_Work order:_ Throughout the entries below, report every line where "your" is found.

(Records excerpted from a collection)
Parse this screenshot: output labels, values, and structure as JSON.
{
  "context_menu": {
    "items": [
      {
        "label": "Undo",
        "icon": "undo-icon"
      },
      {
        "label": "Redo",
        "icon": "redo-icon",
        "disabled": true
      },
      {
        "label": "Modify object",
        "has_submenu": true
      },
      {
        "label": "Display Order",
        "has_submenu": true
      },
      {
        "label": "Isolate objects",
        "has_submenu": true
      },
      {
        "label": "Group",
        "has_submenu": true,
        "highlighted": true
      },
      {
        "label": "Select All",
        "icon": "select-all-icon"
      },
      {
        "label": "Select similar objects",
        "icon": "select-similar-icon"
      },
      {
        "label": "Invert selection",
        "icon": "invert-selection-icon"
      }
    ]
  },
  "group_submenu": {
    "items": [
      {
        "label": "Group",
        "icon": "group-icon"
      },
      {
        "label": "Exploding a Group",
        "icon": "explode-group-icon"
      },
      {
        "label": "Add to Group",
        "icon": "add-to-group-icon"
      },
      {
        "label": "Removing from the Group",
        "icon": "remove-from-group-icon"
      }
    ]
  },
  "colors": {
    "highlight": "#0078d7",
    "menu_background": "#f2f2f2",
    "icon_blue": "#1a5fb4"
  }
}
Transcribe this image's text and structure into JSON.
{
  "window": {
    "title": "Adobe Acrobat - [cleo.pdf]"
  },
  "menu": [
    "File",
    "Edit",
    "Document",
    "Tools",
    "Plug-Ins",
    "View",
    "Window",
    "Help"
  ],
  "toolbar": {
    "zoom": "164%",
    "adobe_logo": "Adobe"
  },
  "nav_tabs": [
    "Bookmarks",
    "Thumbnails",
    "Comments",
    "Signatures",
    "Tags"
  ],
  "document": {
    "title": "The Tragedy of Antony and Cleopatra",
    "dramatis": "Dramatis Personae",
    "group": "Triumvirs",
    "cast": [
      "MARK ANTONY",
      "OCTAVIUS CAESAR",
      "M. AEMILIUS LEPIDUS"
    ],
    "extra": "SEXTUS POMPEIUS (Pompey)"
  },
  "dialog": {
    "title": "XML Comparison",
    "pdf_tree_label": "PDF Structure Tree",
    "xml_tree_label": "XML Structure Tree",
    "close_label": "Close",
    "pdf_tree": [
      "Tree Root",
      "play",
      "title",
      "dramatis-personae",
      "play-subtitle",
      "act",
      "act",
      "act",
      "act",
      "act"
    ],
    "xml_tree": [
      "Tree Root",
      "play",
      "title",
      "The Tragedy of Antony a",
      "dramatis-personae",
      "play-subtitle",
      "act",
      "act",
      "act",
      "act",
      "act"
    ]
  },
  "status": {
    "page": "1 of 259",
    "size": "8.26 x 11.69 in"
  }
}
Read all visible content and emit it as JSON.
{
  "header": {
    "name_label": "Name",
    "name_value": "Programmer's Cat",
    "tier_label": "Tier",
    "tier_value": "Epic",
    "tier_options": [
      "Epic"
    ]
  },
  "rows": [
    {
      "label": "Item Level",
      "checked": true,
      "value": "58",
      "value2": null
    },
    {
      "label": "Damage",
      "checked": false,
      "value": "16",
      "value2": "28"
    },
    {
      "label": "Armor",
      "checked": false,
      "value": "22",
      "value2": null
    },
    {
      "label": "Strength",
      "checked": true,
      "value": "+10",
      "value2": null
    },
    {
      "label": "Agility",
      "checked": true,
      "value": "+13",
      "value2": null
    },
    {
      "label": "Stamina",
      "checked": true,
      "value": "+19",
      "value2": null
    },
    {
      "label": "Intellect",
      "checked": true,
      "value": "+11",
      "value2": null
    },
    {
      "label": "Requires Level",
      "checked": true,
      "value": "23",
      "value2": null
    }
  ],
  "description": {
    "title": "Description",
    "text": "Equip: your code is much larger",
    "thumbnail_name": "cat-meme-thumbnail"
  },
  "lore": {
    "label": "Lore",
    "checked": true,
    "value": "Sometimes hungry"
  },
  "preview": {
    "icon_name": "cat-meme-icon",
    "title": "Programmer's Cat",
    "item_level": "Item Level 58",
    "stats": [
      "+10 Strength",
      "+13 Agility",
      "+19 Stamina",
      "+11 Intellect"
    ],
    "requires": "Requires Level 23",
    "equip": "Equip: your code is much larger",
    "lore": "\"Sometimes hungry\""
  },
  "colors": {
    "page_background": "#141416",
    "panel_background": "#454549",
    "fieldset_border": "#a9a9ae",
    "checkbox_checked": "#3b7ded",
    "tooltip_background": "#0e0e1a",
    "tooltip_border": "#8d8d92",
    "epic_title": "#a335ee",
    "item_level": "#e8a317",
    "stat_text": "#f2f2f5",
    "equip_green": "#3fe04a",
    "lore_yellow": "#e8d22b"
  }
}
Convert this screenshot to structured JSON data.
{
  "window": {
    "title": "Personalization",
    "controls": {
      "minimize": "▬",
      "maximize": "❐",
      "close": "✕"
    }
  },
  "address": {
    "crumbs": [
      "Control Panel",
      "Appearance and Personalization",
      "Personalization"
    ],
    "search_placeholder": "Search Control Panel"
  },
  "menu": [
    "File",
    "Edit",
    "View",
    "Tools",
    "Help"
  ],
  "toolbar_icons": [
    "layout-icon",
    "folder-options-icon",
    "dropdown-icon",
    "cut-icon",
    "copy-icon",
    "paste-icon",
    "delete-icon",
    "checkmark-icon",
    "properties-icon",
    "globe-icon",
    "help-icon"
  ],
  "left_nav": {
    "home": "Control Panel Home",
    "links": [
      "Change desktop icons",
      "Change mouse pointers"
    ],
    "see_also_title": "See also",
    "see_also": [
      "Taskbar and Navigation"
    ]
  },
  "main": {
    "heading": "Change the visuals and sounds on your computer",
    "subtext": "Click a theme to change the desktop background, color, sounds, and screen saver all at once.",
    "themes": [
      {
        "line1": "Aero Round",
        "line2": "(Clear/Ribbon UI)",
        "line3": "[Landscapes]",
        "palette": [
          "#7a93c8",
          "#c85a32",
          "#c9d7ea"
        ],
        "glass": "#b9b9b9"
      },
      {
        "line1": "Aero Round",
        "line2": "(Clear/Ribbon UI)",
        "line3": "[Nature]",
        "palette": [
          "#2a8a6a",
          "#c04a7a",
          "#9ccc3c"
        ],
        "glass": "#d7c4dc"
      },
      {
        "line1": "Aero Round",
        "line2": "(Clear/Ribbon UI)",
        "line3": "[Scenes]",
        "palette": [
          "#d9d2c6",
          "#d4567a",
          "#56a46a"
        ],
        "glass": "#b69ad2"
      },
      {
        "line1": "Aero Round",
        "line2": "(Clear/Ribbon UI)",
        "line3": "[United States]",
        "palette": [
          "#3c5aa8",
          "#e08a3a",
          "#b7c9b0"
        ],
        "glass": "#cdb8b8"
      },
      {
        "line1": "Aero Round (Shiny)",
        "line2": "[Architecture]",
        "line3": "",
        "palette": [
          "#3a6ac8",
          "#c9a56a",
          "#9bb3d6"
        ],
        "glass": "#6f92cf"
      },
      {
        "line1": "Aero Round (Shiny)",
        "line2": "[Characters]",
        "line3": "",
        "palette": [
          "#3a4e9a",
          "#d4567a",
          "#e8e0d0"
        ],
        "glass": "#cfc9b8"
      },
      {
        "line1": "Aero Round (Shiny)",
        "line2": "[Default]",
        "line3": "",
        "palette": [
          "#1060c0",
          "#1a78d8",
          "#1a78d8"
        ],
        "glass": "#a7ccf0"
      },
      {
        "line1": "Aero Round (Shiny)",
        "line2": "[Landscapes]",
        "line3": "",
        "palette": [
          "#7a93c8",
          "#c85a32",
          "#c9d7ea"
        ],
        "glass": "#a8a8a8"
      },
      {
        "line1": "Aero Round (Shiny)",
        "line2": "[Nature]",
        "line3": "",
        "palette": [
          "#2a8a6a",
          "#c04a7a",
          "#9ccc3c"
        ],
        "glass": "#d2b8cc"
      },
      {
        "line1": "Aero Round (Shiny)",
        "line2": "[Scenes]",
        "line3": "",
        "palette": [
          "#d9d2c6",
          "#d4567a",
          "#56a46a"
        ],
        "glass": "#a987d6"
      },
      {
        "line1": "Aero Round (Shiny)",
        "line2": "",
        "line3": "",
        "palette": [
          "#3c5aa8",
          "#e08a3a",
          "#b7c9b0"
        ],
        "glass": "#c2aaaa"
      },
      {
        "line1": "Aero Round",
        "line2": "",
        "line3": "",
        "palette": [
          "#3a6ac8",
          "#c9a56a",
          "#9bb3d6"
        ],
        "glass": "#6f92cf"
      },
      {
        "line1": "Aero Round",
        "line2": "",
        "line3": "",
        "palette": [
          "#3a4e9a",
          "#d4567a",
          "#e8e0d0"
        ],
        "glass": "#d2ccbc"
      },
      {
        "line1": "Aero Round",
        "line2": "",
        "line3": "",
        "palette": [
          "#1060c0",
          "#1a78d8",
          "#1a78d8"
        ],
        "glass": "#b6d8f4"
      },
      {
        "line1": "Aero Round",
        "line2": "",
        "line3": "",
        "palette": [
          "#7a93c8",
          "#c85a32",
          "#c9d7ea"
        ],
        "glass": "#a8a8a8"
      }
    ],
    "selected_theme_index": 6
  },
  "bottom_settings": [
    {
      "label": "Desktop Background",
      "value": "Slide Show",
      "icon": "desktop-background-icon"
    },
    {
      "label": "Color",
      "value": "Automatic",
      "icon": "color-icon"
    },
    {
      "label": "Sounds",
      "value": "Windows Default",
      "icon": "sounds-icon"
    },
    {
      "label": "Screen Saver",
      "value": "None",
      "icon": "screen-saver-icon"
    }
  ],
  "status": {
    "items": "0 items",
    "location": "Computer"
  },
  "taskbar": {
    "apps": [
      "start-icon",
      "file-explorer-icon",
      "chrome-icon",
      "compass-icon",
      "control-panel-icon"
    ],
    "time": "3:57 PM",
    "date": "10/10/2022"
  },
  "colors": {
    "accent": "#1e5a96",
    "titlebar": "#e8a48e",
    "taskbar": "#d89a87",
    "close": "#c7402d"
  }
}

_Worked solution:_
    "text": "Equip: your code is much larger",
    "equip": "Equip: your code is much larger",
    "heading": "Change the visuals and sounds on your computer",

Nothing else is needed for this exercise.